As for "both the learnings as body and for use interchangeably," it can be interpreted as: if something in Chinese learning is good we should regard "Chinese learning as body and Western learning for use"; also, if something in Western learning is good we should in turn regard "Western learning as body and Chinese learning for use." Such an idea is obviously untenable. It will do nothing but include both attitudes in the so-called concept of regarding "both learnings as body and for use interchangeably," which is just eclectic. Professor Fang Keli involves himself in a confused eclectic situation although he criticizes the above two attitudes in his "`Chinese Learning as Body and Western Learning for Use' and `Western Learning as Body and Chinese Learning for Use'".17
It would give rise to "stealthily substituting one culture for another" if we use the relation of tiyong to explain the relationship between Chinese culture and Western culture. If we do not improve the cultural soil and other conditions, but just stealthily substitute one culture for another, the cultural foundation will not be solid. Thus to my mind, our modern society should have its modern spirit and various systems embodying such a spirit. If we use the relation of tiyong to explain this problem, we might probably regard "the modern spirit as body and the systems and their functions embodying such a spirit for use." If so, one might ask: what is the "modern spirit"? and what are the "systems and their functions embodying the spirit"?
Here I would refer to the point of view put forward by Mr. Yan Fu, who once criticized the idea of regarding "Chinese learning as body and Western learning for use." He also points out that body and use should be unified rather than dual.

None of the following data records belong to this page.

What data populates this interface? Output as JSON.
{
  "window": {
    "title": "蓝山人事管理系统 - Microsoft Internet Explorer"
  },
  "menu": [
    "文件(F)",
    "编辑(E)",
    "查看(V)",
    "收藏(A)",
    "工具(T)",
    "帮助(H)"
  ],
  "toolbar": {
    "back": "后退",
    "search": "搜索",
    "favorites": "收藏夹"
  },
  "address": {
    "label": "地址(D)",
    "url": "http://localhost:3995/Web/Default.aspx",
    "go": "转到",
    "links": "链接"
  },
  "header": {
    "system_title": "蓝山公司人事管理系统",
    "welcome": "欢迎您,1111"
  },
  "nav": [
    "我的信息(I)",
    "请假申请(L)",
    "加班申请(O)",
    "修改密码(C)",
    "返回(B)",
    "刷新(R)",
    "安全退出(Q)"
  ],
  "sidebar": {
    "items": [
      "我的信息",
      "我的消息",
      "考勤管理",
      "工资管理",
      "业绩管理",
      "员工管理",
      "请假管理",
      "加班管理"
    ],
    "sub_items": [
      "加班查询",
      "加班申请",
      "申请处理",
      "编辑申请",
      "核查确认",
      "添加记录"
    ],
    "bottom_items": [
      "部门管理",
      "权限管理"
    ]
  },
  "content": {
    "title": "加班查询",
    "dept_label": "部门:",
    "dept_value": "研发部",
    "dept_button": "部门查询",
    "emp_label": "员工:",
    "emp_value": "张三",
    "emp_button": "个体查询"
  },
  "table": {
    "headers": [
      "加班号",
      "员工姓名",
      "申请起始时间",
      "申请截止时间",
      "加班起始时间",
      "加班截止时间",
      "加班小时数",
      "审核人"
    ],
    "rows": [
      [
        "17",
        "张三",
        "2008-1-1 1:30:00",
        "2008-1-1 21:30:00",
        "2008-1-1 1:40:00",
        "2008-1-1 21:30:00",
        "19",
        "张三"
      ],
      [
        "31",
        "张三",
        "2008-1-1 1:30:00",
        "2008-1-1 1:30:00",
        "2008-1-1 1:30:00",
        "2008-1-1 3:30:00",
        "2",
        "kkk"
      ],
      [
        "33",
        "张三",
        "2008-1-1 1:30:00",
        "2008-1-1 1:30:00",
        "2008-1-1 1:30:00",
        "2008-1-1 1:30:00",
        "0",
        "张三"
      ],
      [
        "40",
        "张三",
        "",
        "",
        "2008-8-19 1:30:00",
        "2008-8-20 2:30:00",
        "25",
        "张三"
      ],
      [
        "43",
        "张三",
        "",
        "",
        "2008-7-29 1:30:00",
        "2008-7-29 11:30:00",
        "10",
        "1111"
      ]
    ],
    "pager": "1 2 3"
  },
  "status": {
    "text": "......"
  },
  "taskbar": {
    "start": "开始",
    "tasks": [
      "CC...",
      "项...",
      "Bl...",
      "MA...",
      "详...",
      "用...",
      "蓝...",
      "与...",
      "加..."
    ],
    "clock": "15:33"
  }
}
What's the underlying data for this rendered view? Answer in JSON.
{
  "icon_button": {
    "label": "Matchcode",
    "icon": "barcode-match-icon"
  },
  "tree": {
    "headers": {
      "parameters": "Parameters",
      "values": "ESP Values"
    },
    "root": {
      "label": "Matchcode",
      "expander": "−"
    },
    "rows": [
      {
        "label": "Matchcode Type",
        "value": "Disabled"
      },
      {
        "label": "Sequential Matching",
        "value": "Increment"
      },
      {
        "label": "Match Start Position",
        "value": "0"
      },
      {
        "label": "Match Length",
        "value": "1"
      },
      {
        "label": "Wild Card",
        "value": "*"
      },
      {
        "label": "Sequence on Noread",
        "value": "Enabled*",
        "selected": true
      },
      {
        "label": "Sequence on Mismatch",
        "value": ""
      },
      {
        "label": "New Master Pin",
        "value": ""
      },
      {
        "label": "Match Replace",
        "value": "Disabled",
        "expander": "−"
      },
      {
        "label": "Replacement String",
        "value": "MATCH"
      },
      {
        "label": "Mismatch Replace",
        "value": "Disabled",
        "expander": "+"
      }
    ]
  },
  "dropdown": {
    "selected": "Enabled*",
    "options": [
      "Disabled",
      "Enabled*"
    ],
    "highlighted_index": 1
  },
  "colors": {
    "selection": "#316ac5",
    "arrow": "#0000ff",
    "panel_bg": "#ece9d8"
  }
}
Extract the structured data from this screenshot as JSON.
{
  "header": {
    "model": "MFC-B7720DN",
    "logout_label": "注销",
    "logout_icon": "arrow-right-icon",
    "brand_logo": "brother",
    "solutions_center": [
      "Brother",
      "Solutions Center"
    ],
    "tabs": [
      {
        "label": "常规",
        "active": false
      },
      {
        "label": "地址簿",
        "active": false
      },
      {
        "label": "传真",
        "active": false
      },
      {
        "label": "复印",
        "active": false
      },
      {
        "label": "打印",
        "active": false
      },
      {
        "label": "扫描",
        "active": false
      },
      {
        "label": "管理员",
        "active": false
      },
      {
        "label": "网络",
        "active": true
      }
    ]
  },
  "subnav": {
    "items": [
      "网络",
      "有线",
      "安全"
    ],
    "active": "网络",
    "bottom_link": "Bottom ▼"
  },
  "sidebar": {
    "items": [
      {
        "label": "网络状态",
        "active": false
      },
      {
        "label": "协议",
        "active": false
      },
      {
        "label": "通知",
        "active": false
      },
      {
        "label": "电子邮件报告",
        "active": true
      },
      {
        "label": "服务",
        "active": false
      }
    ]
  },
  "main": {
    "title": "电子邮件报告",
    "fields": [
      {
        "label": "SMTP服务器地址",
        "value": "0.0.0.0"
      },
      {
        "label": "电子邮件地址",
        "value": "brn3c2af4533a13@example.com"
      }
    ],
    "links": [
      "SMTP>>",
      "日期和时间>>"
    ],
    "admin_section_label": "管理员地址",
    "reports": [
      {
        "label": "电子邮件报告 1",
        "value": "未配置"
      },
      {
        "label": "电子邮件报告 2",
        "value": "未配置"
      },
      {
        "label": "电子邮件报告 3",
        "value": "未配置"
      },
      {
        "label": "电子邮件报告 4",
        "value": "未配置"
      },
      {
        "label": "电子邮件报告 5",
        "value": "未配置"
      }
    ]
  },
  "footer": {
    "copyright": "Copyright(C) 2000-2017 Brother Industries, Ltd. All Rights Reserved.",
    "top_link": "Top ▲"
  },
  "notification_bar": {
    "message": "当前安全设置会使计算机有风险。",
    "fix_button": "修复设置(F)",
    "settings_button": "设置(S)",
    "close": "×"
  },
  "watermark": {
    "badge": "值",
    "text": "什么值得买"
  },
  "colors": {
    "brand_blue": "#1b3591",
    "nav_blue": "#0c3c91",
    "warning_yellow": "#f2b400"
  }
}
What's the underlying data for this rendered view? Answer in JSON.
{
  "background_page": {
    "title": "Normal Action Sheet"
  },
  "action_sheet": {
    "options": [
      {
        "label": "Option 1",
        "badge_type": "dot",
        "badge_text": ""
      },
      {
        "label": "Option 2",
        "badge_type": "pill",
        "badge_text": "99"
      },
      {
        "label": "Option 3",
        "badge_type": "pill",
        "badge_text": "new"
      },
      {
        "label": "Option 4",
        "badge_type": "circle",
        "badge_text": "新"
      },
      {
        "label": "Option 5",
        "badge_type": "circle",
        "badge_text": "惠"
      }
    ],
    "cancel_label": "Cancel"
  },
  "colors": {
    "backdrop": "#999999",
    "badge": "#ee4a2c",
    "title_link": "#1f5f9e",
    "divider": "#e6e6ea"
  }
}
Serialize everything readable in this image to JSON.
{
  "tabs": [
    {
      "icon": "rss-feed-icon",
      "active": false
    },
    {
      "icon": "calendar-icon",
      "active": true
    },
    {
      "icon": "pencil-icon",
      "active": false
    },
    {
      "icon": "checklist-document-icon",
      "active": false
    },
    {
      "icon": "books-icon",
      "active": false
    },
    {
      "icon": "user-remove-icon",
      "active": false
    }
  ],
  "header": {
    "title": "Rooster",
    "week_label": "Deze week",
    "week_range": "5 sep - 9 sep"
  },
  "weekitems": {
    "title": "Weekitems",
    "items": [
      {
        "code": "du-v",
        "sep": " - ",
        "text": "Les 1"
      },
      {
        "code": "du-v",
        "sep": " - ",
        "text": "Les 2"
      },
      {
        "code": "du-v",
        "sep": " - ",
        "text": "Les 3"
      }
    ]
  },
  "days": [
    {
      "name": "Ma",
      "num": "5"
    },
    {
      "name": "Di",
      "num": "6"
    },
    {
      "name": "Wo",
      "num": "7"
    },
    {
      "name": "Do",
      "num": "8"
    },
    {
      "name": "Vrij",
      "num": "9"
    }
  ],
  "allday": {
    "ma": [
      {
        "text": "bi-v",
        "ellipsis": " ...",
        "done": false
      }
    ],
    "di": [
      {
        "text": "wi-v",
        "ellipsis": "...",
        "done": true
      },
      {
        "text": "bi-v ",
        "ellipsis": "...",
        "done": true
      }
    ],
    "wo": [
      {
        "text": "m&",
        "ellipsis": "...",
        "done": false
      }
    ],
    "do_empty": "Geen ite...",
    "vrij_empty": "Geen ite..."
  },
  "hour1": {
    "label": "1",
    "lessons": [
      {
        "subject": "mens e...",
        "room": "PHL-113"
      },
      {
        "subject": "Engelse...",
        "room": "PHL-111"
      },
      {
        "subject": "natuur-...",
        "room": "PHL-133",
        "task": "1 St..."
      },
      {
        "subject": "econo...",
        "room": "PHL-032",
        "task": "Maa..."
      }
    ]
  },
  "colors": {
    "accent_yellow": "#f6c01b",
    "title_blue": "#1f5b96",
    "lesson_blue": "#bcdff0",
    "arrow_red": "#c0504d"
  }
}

Particularly, he lays emphasis on the significance of science and puts forward a very meaningful proposition: "liberty as body and democracy for use." I do think that such an idea of his is probably of certain modern significance. So in my opinion, "liberty" is the concentrative embodiment of the modern spirit, or an inner spirit in the modern era and a universal ideal that the people in modern society are pursuing; whereas "democracy" consists of various systems of modern society ensuring one "liberty," rather than certain people only. We now live Chinese society. It is most important to give everyone "liberty" and have a set of democratic systems ensuring its realization if we want to enable our society to become modernized. Only in this way, can people give full play to their enthusiasm and creativity, and our country set foot on the road not only of the "four modernization" but also of all-around modernization.